» **Problem**: Leave the pictures aside and give back every entry below word for word.

:: Supplied information ::

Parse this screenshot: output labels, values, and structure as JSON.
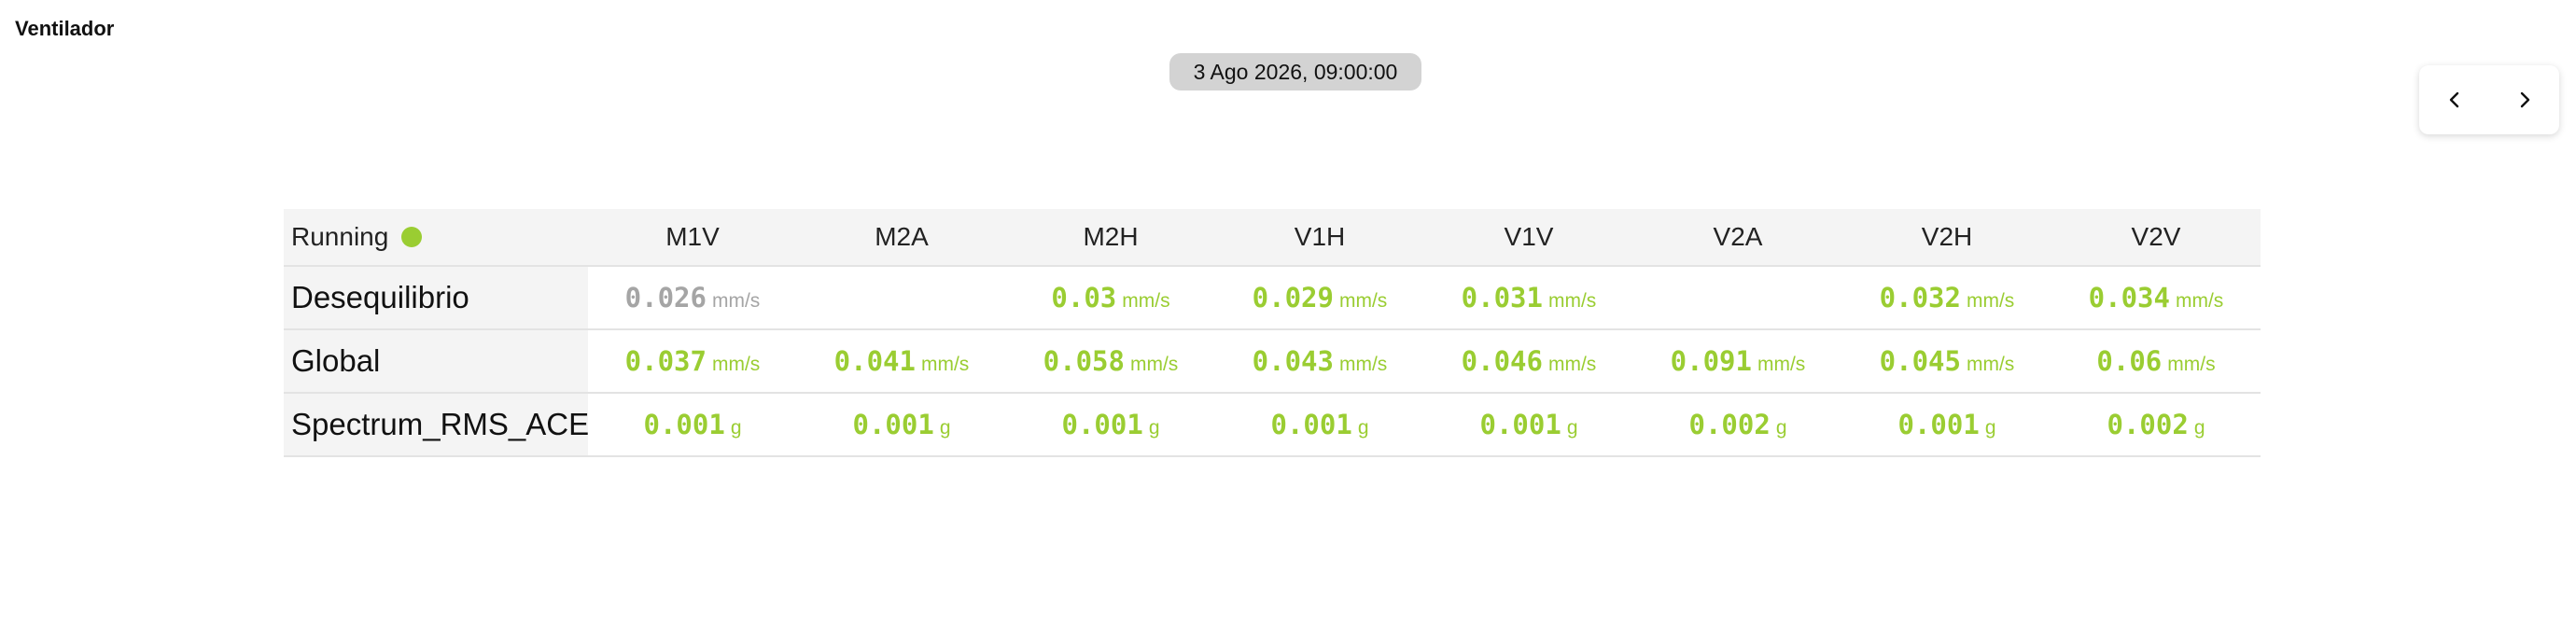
{
  "title": "Ventilador",
  "timestamp": "3 Ago 2026, 09:00:00",
  "navigation": {
    "prev_icon": "chevron-left-icon",
    "next_icon": "chevron-right-icon"
  },
  "status": {
    "label": "Running",
    "color": "#9acd32"
  },
  "colors": {
    "ok": "#9acd32",
    "stale": "#a5a5a5"
  },
  "columns": [
    "M1V",
    "M2A",
    "M2H",
    "V1H",
    "V1V",
    "V2A",
    "V2H",
    "V2V"
  ],
  "rows": [
    {
      "label": "Desequilibrio",
      "cells": [
        {
          "value": "0.026",
          "unit": "mm/s",
          "state": "stale"
        },
        {
          "value": "",
          "unit": "",
          "state": "empty"
        },
        {
          "value": "0.03",
          "unit": "mm/s",
          "state": "ok"
        },
        {
          "value": "0.029",
          "unit": "mm/s",
          "state": "ok"
        },
        {
          "value": "0.031",
          "unit": "mm/s",
          "state": "ok"
        },
        {
          "value": "",
          "unit": "",
          "state": "empty"
        },
        {
          "value": "0.032",
          "unit": "mm/s",
          "state": "ok"
        },
        {
          "value": "0.034",
          "unit": "mm/s",
          "state": "ok"
        }
      ]
    },
    {
      "label": "Global",
      "cells": [
        {
          "value": "0.037",
          "unit": "mm/s",
          "state": "ok"
        },
        {
          "value": "0.041",
          "unit": "mm/s",
          "state": "ok"
        },
        {
          "value": "0.058",
          "unit": "mm/s",
          "state": "ok"
        },
        {
          "value": "0.043",
          "unit": "mm/s",
          "state": "ok"
        },
        {
          "value": "0.046",
          "unit": "mm/s",
          "state": "ok"
        },
        {
          "value": "0.091",
          "unit": "mm/s",
          "state": "ok"
        },
        {
          "value": "0.045",
          "unit": "mm/s",
          "state": "ok"
        },
        {
          "value": "0.06",
          "unit": "mm/s",
          "state": "ok"
        }
      ]
    },
    {
      "label": "Spectrum_RMS_ACE",
      "cells": [
        {
          "value": "0.001",
          "unit": "g",
          "state": "ok"
        },
        {
          "value": "0.001",
          "unit": "g",
          "state": "ok"
        },
        {
          "value": "0.001",
          "unit": "g",
          "state": "ok"
        },
        {
          "value": "0.001",
          "unit": "g",
          "state": "ok"
        },
        {
          "value": "0.001",
          "unit": "g",
          "state": "ok"
        },
        {
          "value": "0.002",
          "unit": "g",
          "state": "ok"
        },
        {
          "value": "0.001",
          "unit": "g",
          "state": "ok"
        },
        {
          "value": "0.002",
          "unit": "g",
          "state": "ok"
        }
      ]
    }
  ]
}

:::

» **Task answer**:
Parse this screenshot: output labels, values, and structure as JSON.
{
  "title": "Ventilador",
  "timestamp": "3 Ago 2026, 09:00:00",
  "navigation": {
    "prev_icon": "chevron-left-icon",
    "next_icon": "chevron-right-icon"
  },
  "status": {
    "label": "Running",
    "color": "#9acd32"
  },
  "colors": {
    "ok": "#9acd32",
    "stale": "#a5a5a5"
  },
  "columns": [
    "M1V",
    "M2A",
    "M2H",
    "V1H",
    "V1V",
    "V2A",
    "V2H",
    "V2V"
  ],
  "rows": [
    {
      "label": "Desequilibrio",
      "cells": [
        {
          "value": "0.026",
          "unit": "mm/s",
          "state": "stale"
        },
        {
          "value": "",
          "unit": "",
          "state": "empty"
        },
        {
          "value": "0.03",
          "unit": "mm/s",
          "state": "ok"
        },
        {
          "value": "0.029",
          "unit": "mm/s",
          "state": "ok"
        },
        {
          "value": "0.031",
          "unit": "mm/s",
          "state": "ok"
        },
        {
          "value": "",
          "unit": "",
          "state": "empty"
        },
        {
          "value": "0.032",
          "unit": "mm/s",
          "state": "ok"
        },
        {
          "value": "0.034",
          "unit": "mm/s",
          "state": "ok"
        }
      ]
    },
    {
      "label": "Global",
      "cells": [
        {
          "value": "0.037",
          "unit": "mm/s",
          "state": "ok"
        },
        {
          "value": "0.041",
          "unit": "mm/s",
          "state": "ok"
        },
        {
          "value": "0.058",
          "unit": "mm/s",
          "state": "ok"
        },
        {
          "value": "0.043",
          "unit": "mm/s",
          "state": "ok"
        },
        {
          "value": "0.046",
          "unit": "mm/s",
          "state": "ok"
        },
        {
          "value": "0.091",
          "unit": "mm/s",
          "state": "ok"
        },
        {
          "value": "0.045",
          "unit": "mm/s",
          "state": "ok"
        },
        {
          "value": "0.06",
          "unit": "mm/s",
          "state": "ok"
        }
      ]
    },
    {
      "label": "Spectrum_RMS_ACE",
      "cells": [
        {
          "value": "0.001",
          "unit": "g",
          "state": "ok"
        },
        {
          "value": "0.001",
          "unit": "g",
          "state": "ok"
        },
        {
          "value": "0.001",
          "unit": "g",
          "state": "ok"
        },
        {
          "value": "0.001",
          "unit": "g",
          "state": "ok"
        },
        {
          "value": "0.001",
          "unit": "g",
          "state": "ok"
        },
        {
          "value": "0.002",
          "unit": "g",
          "state": "ok"
        },
        {
          "value": "0.001",
          "unit": "g",
          "state": "ok"
        },
        {
          "value": "0.002",
          "unit": "g",
          "state": "ok"
        }
      ]
    }
  ]
}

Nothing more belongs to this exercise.